| TASK DESCRIPTION |
Copy all records precisely, apart from the pictures.

####################

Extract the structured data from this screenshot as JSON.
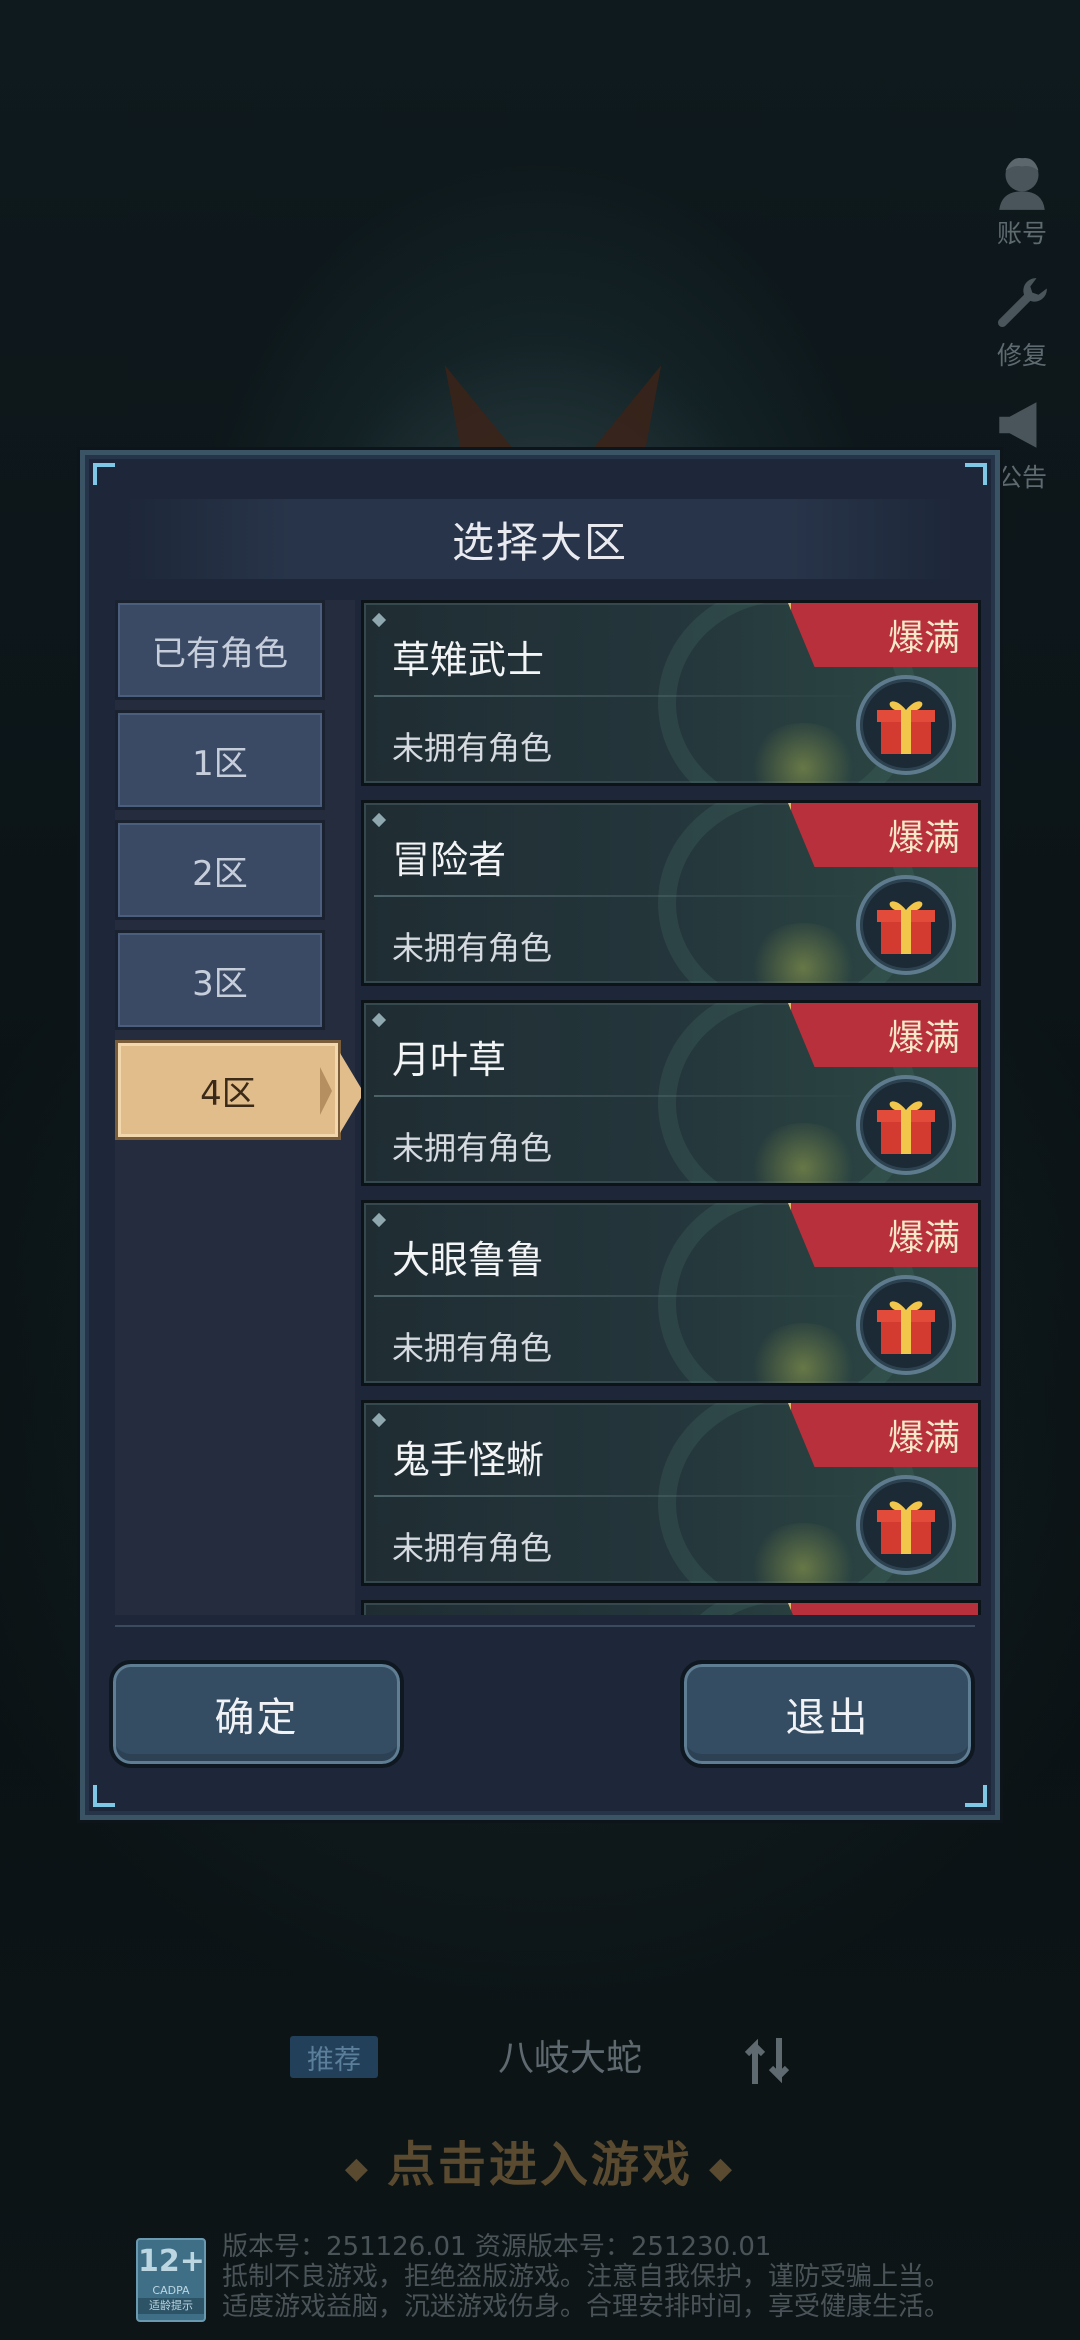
{
  "side_menu": [
    {
      "icon": "account-icon",
      "label": "账号"
    },
    {
      "icon": "wrench-icon",
      "label": "修复"
    },
    {
      "icon": "megaphone-icon",
      "label": "公告"
    }
  ],
  "dialog": {
    "title": "选择大区",
    "tabs": [
      "已有角色",
      "1区",
      "2区",
      "3区",
      "4区"
    ],
    "active_tab": "4区",
    "servers": [
      {
        "name": "草雉武士",
        "role_status": "未拥有角色",
        "status": "爆满"
      },
      {
        "name": "冒险者",
        "role_status": "未拥有角色",
        "status": "爆满"
      },
      {
        "name": "月叶草",
        "role_status": "未拥有角色",
        "status": "爆满"
      },
      {
        "name": "大眼鲁鲁",
        "role_status": "未拥有角色",
        "status": "爆满"
      },
      {
        "name": "鬼手怪蜥",
        "role_status": "未拥有角色",
        "status": "爆满"
      },
      {
        "name": "",
        "role_status": "",
        "status": ""
      }
    ],
    "confirm_label": "确定",
    "exit_label": "退出"
  },
  "login": {
    "recommend_tag": "推荐",
    "current_server": "八岐大蛇",
    "enter_label": "点击进入游戏"
  },
  "footer": {
    "age_rating": "12+",
    "rating_org": "CADPA",
    "rating_tip": "适龄提示",
    "version_line": "版本号：251126.01   资源版本号：251230.01",
    "notice_line1": "抵制不良游戏，拒绝盗版游戏。注意自我保护，谨防受骗上当。",
    "notice_line2": "适度游戏益脑，沉迷游戏伤身。合理安排时间，享受健康生活。"
  },
  "colors": {
    "status_full": "#b8303c",
    "active_tab": "#e2bd8c",
    "button": "#344d63"
  }
}
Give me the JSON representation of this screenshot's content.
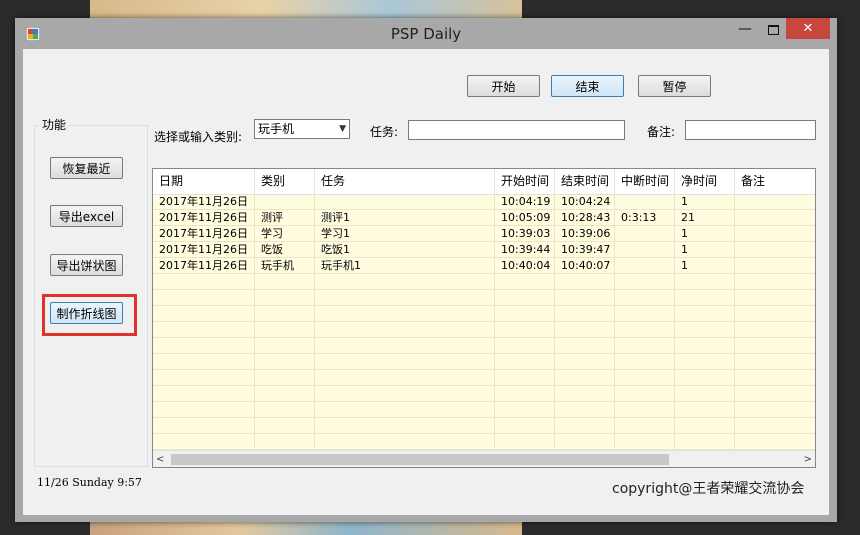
{
  "window": {
    "title": "PSP Daily",
    "minimize": "—",
    "close": "✕"
  },
  "toolbar": {
    "start_label": "开始",
    "end_label": "结束",
    "pause_label": "暂停"
  },
  "function_group": {
    "title": "功能",
    "restore_label": "恢复最近",
    "export_excel_label": "导出excel",
    "export_pie_label": "导出饼状图",
    "make_line_label": "制作折线图"
  },
  "form": {
    "category_label": "选择或输入类别:",
    "category_value": "玩手机",
    "task_label": "任务:",
    "task_value": "",
    "note_label": "备注:",
    "note_value": ""
  },
  "table": {
    "columns": [
      "日期",
      "类别",
      "任务",
      "开始时间",
      "结束时间",
      "中断时间",
      "净时间",
      "备注"
    ],
    "rows": [
      [
        "2017年11月26日",
        "",
        "",
        "10:04:19",
        "10:04:24",
        "",
        "1",
        ""
      ],
      [
        "2017年11月26日",
        "测评",
        "测评1",
        "10:05:09",
        "10:28:43",
        "0:3:13",
        "21",
        ""
      ],
      [
        "2017年11月26日",
        "学习",
        "学习1",
        "10:39:03",
        "10:39:06",
        "",
        "1",
        ""
      ],
      [
        "2017年11月26日",
        "吃饭",
        "吃饭1",
        "10:39:44",
        "10:39:47",
        "",
        "1",
        ""
      ],
      [
        "2017年11月26日",
        "玩手机",
        "玩手机1",
        "10:40:04",
        "10:40:07",
        "",
        "1",
        ""
      ]
    ],
    "scroll_left": "<",
    "scroll_right": ">"
  },
  "status": {
    "datetime": "11/26  Sunday 9:57"
  },
  "footer": {
    "copyright": "copyright@王者荣耀交流协会"
  },
  "colors": {
    "grid_background": "#fffce0",
    "close_button": "#c7463f",
    "highlight_box": "#e0322c"
  }
}
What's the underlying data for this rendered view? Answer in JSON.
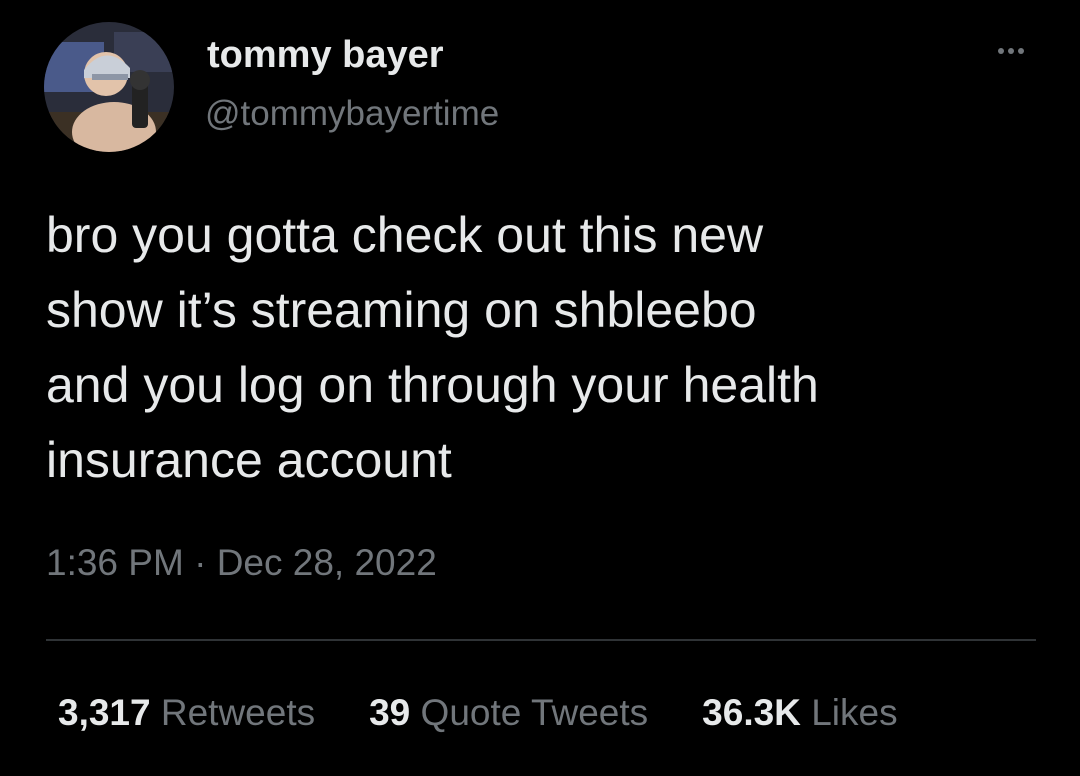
{
  "author": {
    "name": "tommy bayer",
    "handle": "@tommybayertime"
  },
  "tweet": {
    "lines": [
      "bro you gotta check out this new",
      "show it’s streaming on shbleebo",
      "and you log on through your health",
      "insurance account"
    ],
    "time": "1:36 PM",
    "separator": "·",
    "date": "Dec 28, 2022"
  },
  "stats": {
    "retweets_count": "3,317",
    "retweets_label": "Retweets",
    "quotes_count": "39",
    "quotes_label": "Quote Tweets",
    "likes_count": "36.3K",
    "likes_label": "Likes"
  },
  "icons": {
    "more": "more-horizontal-icon"
  },
  "colors": {
    "background": "#000000",
    "primary_text": "#e7e9ea",
    "secondary_text": "#71767b",
    "divider": "#2f3336"
  }
}
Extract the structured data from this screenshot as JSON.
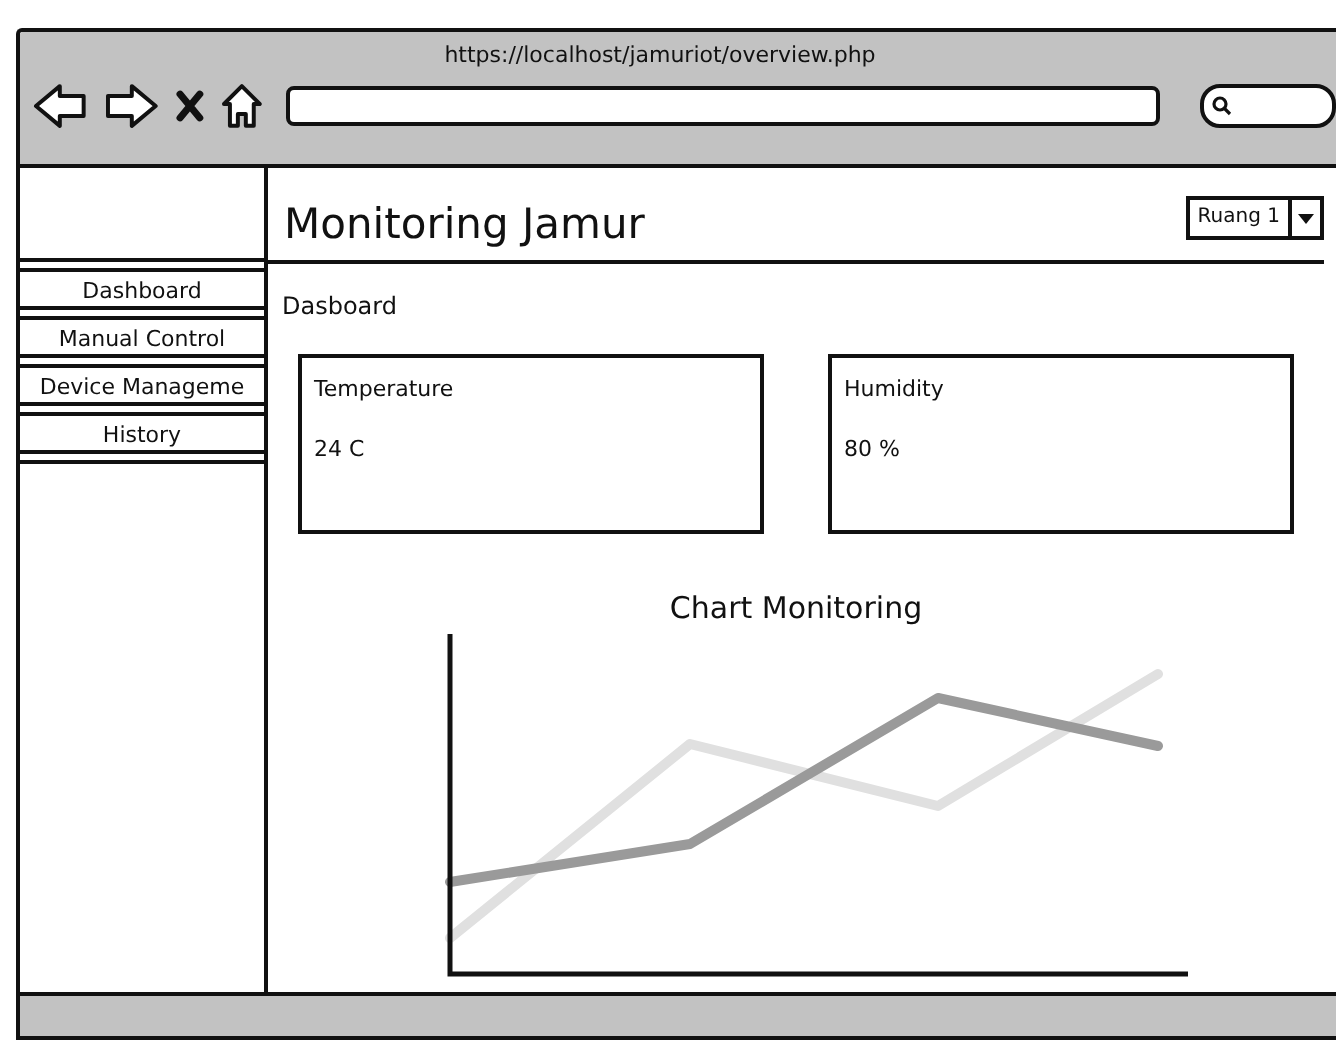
{
  "browser": {
    "url": "https://localhost/jamuriot/overview.php"
  },
  "header": {
    "title": "Monitoring Jamur",
    "room_select": {
      "value": "Ruang 1"
    }
  },
  "sidebar": {
    "items": [
      {
        "label": "Dashboard"
      },
      {
        "label": "Manual Control"
      },
      {
        "label": "Device Manageme"
      },
      {
        "label": "History"
      }
    ]
  },
  "page": {
    "heading": "Dasboard"
  },
  "cards": [
    {
      "label": "Temperature",
      "value": "24 C"
    },
    {
      "label": "Humidity",
      "value": "80 %"
    }
  ],
  "chart": {
    "title": "Chart Monitoring"
  }
}
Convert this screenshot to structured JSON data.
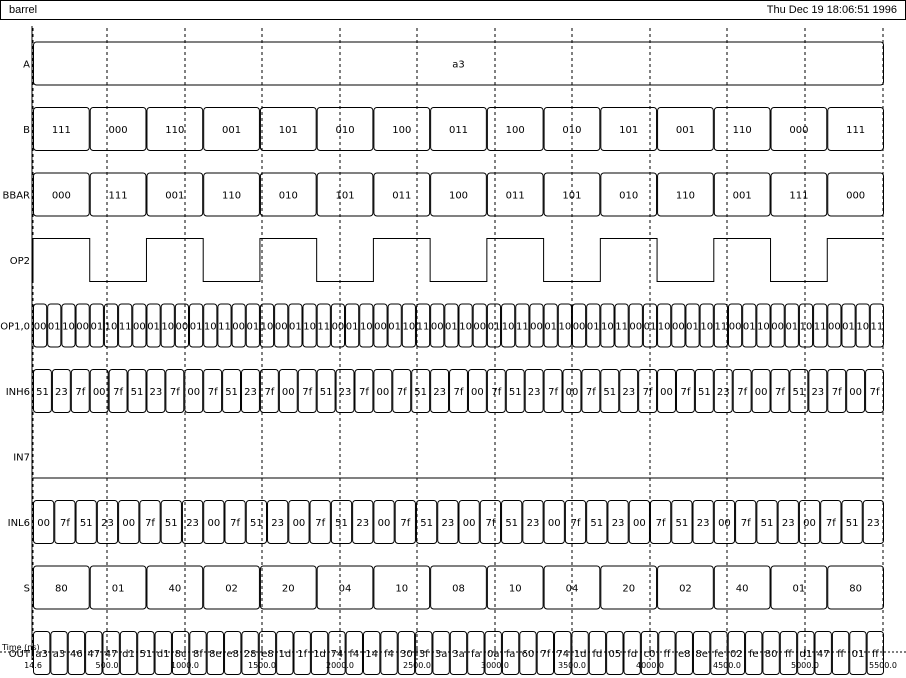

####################

| RESPONSE |
Extract the structured data from this screenshot as JSON.
{
  "side_menu": [
    {
      "icon": "account-icon",
      "label": "账号"
    },
    {
      "icon": "wrench-icon",
      "label": "修复"
    },
    {
      "icon": "megaphone-icon",
      "label": "公告"
    }
  ],
  "dialog": {
    "title": "选择大区",
    "tabs": [
      "已有角色",
      "1区",
      "2区",
      "3区",
      "4区"
    ],
    "active_tab": "4区",
    "servers": [
      {
        "name": "草雉武士",
        "role_status": "未拥有角色",
        "status": "爆满"
      },
      {
        "name": "冒险者",
        "role_status": "未拥有角色",
        "status": "爆满"
      },
      {
        "name": "月叶草",
        "role_status": "未拥有角色",
        "status": "爆满"
      },
      {
        "name": "大眼鲁鲁",
        "role_status": "未拥有角色",
        "status": "爆满"
      },
      {
        "name": "鬼手怪蜥",
        "role_status": "未拥有角色",
        "status": "爆满"
      },
      {
        "name": "",
        "role_status": "",
        "status": ""
      }
    ],
    "confirm_label": "确定",
    "exit_label": "退出"
  },
  "login": {
    "recommend_tag": "推荐",
    "current_server": "八岐大蛇",
    "enter_label": "点击进入游戏"
  },
  "footer": {
    "age_rating": "12+",
    "rating_org": "CADPA",
    "rating_tip": "适龄提示",
    "version_line": "版本号：251126.01   资源版本号：251230.01",
    "notice_line1": "抵制不良游戏，拒绝盗版游戏。注意自我保护，谨防受骗上当。",
    "notice_line2": "适度游戏益脑，沉迷游戏伤身。合理安排时间，享受健康生活。"
  },
  "colors": {
    "status_full": "#b8303c",
    "active_tab": "#e2bd8c",
    "button": "#344d63"
  }
}
Give me the JSON representation of this screenshot's content.
{
  "window": {
    "title": "PSP Daily",
    "minimize": "—",
    "close": "✕"
  },
  "toolbar": {
    "start_label": "开始",
    "end_label": "结束",
    "pause_label": "暂停"
  },
  "function_group": {
    "title": "功能",
    "restore_label": "恢复最近",
    "export_excel_label": "导出excel",
    "export_pie_label": "导出饼状图",
    "make_line_label": "制作折线图"
  },
  "form": {
    "category_label": "选择或输入类别:",
    "category_value": "玩手机",
    "task_label": "任务:",
    "task_value": "",
    "note_label": "备注:",
    "note_value": ""
  },
  "table": {
    "columns": [
      "日期",
      "类别",
      "任务",
      "开始时间",
      "结束时间",
      "中断时间",
      "净时间",
      "备注"
    ],
    "rows": [
      [
        "2017年11月26日",
        "",
        "",
        "10:04:19",
        "10:04:24",
        "",
        "1",
        ""
      ],
      [
        "2017年11月26日",
        "测评",
        "测评1",
        "10:05:09",
        "10:28:43",
        "0:3:13",
        "21",
        ""
      ],
      [
        "2017年11月26日",
        "学习",
        "学习1",
        "10:39:03",
        "10:39:06",
        "",
        "1",
        ""
      ],
      [
        "2017年11月26日",
        "吃饭",
        "吃饭1",
        "10:39:44",
        "10:39:47",
        "",
        "1",
        ""
      ],
      [
        "2017年11月26日",
        "玩手机",
        "玩手机1",
        "10:40:04",
        "10:40:07",
        "",
        "1",
        ""
      ]
    ],
    "scroll_left": "<",
    "scroll_right": ">"
  },
  "status": {
    "datetime": "11/26  Sunday 9:57"
  },
  "footer": {
    "copyright": "copyright@王者荣耀交流协会"
  },
  "colors": {
    "grid_background": "#fffce0",
    "close_button": "#c7463f",
    "highlight_box": "#e0322c"
  }
}
What's the underlying data for this rendered view? Answer in JSON.
{
  "author": {
    "name": "tommy bayer",
    "handle": "@tommybayertime"
  },
  "tweet": {
    "lines": [
      "bro you gotta check out this new",
      "show it’s streaming on shbleebo",
      "and you log on through your health",
      "insurance account"
    ],
    "time": "1:36 PM",
    "separator": "·",
    "date": "Dec 28, 2022"
  },
  "stats": {
    "retweets_count": "3,317",
    "retweets_label": "Retweets",
    "quotes_count": "39",
    "quotes_label": "Quote Tweets",
    "likes_count": "36.3K",
    "likes_label": "Likes"
  },
  "icons": {
    "more": "more-horizontal-icon"
  },
  "colors": {
    "background": "#000000",
    "primary_text": "#e7e9ea",
    "secondary_text": "#71767b",
    "divider": "#2f3336"
  }
}
Extract the structured data from this screenshot as JSON.
{
  "browser": {
    "url": "https://localhost/jamuriot/overview.php"
  },
  "header": {
    "title": "Monitoring Jamur",
    "room_select": {
      "value": "Ruang 1"
    }
  },
  "sidebar": {
    "items": [
      {
        "label": "Dashboard"
      },
      {
        "label": "Manual Control"
      },
      {
        "label": "Device Manageme"
      },
      {
        "label": "History"
      }
    ]
  },
  "page": {
    "heading": "Dasboard"
  },
  "cards": [
    {
      "label": "Temperature",
      "value": "24 C"
    },
    {
      "label": "Humidity",
      "value": "80 %"
    }
  ],
  "chart": {
    "title": "Chart Monitoring"
  }
}
Convert this screenshot to structured JSON data.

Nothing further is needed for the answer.